In life, we certainly have our fair share of tragedy. Both of my own parents died before I was 30. I have no siblings, and in some ways have had to forge my own way through life.
We have a friend of ours living with us currently who is a recent widow. One year ago yesterday her dear husband of over 30 years was taken by the horrible disease of cancer. She has gone through some real and undiluted pain over the last few years, and is now in a process of recovery.
A child gets killed in an accident, or worse, on purpose.
And one of the worst parts about it all, is that in the midst of the chaos and pain of life’s tragedies, it often feels as if we are surrounded by people who just don’t get it. They haven’t walked the same path, they haven’t experienced the same pain.

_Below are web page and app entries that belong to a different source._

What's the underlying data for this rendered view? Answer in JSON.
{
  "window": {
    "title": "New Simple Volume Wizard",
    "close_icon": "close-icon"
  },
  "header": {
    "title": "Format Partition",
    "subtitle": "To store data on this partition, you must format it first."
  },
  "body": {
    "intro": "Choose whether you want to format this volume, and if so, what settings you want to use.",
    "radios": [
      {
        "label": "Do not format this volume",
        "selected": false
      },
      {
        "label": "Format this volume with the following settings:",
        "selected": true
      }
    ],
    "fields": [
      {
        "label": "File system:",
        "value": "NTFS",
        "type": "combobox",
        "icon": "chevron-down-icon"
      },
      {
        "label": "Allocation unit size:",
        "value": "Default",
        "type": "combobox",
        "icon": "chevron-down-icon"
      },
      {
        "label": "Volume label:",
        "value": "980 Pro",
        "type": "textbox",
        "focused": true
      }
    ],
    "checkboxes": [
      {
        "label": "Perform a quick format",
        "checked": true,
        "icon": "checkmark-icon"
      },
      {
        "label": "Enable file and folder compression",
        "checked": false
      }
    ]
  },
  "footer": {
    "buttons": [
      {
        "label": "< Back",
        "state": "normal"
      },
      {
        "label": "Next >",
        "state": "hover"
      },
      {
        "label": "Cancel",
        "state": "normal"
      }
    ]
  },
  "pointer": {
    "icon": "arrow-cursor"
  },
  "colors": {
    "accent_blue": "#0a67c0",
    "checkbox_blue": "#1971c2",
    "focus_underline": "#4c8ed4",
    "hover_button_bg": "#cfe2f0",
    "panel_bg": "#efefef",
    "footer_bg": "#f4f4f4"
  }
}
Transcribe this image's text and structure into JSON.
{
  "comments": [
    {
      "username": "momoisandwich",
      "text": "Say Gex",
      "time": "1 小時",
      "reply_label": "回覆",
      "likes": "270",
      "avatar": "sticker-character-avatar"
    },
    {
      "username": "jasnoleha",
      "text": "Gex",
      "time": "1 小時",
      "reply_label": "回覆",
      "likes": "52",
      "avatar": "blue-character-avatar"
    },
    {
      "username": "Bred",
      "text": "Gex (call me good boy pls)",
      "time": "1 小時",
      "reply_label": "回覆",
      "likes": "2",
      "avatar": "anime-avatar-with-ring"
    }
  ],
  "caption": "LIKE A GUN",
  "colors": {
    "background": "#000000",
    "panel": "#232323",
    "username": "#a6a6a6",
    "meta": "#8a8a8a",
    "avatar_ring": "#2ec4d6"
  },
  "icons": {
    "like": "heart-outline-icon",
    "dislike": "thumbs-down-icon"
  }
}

They say stupid things that hurt deeply, and sometimes it feels as if their “words of encouragement” turn to us comforting them instead of the opposite.
I don’t understand all of the bad, but no more do I understand how all of the good that happens in our world can actually happen in spite of the bad.
We are temporary travelers on the road of life. There is more, much more to life than that we see. We are wanderers, seeking our way, part of a history and future that we neither created nor can control. Yet we are held in God’s hands, the hands that hold the entire world, see a larger perspective, and know what is really going on.
The pain we feel allows us to see the joy that we feel.
We will miss those we lost, and we will hurt still more when others are lost in the future. But by and through this pain that we feel, there is a richness to life that I wouldn’t want to miss. Somehow the depth of the feelings of pain and despair enlighten us to the “more” that is present in life besides simply existing.
(The attached pictures are of a man I saw at the cemetery yesterday. A man whose hunched and tired body looked so downcast as he sat by the grave of presumably his wife.)